© 2017 by the American Diabetes Association.
BACKGROUND - Patients with chronic kidney disease (CKD) are at high risk of progression to end stage renal disease and cardiovascular events. Physical activity may reduce these risks by improving metabolic health. We tested associations of physical activity with central components of metabolic health among people with moderate-severe non-diabetic CKD.
METHODS - We performed a cross-sectional study of 47 people with CKD (estimated GFR <60 ml/min/1.73 m) and 29 healthy control subjects. Accelerometry was used to measured physical activity over 7 days, the hyperinsulinemic-euglycemic clamp was used to measure insulin sensitivity, and DXA was used to measured fat mass.
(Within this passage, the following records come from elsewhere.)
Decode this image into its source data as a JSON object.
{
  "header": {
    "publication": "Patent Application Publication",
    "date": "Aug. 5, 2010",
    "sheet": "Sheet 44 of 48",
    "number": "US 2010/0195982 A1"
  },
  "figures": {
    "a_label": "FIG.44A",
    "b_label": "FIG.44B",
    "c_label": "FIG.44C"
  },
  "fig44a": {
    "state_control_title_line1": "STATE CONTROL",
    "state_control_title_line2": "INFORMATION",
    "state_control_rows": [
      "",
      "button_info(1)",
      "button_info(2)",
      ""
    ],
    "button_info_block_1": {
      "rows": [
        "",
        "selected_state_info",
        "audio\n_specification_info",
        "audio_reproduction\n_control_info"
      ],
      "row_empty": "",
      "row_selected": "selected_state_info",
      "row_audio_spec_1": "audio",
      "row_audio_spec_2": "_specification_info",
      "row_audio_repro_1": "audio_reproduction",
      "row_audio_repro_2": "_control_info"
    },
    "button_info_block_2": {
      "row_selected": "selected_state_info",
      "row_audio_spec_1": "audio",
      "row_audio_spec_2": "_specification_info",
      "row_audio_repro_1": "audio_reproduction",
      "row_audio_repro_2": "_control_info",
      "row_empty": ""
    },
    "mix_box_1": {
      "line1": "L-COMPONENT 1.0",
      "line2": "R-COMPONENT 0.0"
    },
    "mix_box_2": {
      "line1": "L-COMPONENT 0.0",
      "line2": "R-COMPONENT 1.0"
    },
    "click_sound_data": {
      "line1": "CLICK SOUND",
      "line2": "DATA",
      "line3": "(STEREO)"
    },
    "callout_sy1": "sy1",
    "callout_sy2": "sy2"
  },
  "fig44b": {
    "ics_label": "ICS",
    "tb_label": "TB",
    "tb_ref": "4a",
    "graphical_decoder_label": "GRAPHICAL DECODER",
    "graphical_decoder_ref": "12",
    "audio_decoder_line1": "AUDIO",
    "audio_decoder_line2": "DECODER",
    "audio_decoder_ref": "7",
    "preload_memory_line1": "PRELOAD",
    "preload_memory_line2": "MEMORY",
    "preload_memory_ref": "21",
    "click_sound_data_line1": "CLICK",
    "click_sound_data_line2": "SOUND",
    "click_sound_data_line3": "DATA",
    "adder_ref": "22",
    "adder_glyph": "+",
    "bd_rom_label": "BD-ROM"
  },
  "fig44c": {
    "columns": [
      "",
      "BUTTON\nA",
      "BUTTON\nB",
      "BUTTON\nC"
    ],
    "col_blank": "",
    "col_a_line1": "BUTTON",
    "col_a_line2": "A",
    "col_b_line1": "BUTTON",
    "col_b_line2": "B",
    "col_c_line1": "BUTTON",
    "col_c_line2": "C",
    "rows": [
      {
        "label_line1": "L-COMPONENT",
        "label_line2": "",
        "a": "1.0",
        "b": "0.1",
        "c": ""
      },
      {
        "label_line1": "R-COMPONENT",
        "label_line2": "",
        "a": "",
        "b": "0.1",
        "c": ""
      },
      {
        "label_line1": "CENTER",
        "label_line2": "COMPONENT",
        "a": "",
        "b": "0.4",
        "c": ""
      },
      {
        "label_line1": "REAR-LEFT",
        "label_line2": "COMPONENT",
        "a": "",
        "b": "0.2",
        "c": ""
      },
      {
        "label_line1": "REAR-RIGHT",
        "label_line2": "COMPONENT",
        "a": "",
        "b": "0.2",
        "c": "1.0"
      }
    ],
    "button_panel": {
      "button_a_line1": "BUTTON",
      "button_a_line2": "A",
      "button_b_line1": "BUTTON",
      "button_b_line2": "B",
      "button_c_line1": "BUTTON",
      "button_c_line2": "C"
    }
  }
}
We tested associations of physical activity with insulin sensitivity, fat mass, blood pressure, serum lipid concentrations, and serum high sensitivity C-reactive protein concentration using multivariable linear regression, adjusting for possible confounding factors.
RESULTS - Participants with CKD were less active than participants without CKD (mean (SD) 468.1 (233.1) versus 662.3 (292.5) counts per minute) and had lower insulin sensitivity (4.1 (2.1) versus 5.2 (2.0 (mg/min)/(μU/mL)), higher fat mass (32.0 (11.4) versus 29.4 (14.8) kg), and higher triglyceride concentrations (153.2 (91.6) versus 99.6 (66.8) mg/dL). With adjustment for demographics, comorbidity, medications, and estimated GFR, each two-fold higher level of physical activity was associated with a 0.9 (mg/min)/(μU/mL) higher insulin sensitivity (95% CI 0.2, 1.5, p = 0.006), an 8.0 kg lower fat mass (-12.9, -3.1, p = 0.001), and a 37.9 mg/dL lower triglyceride concentration (-71.9, -3.9, p = 0.03). Associations of physical activity with insulin sensitivity and triglycerides did not differ significantly by CKD status (p-values for interaction >0.3).
CONCLUSIONS - Greater physical activity is associated with multiple manifestations of metabolic health among people with moderate-severe CKD.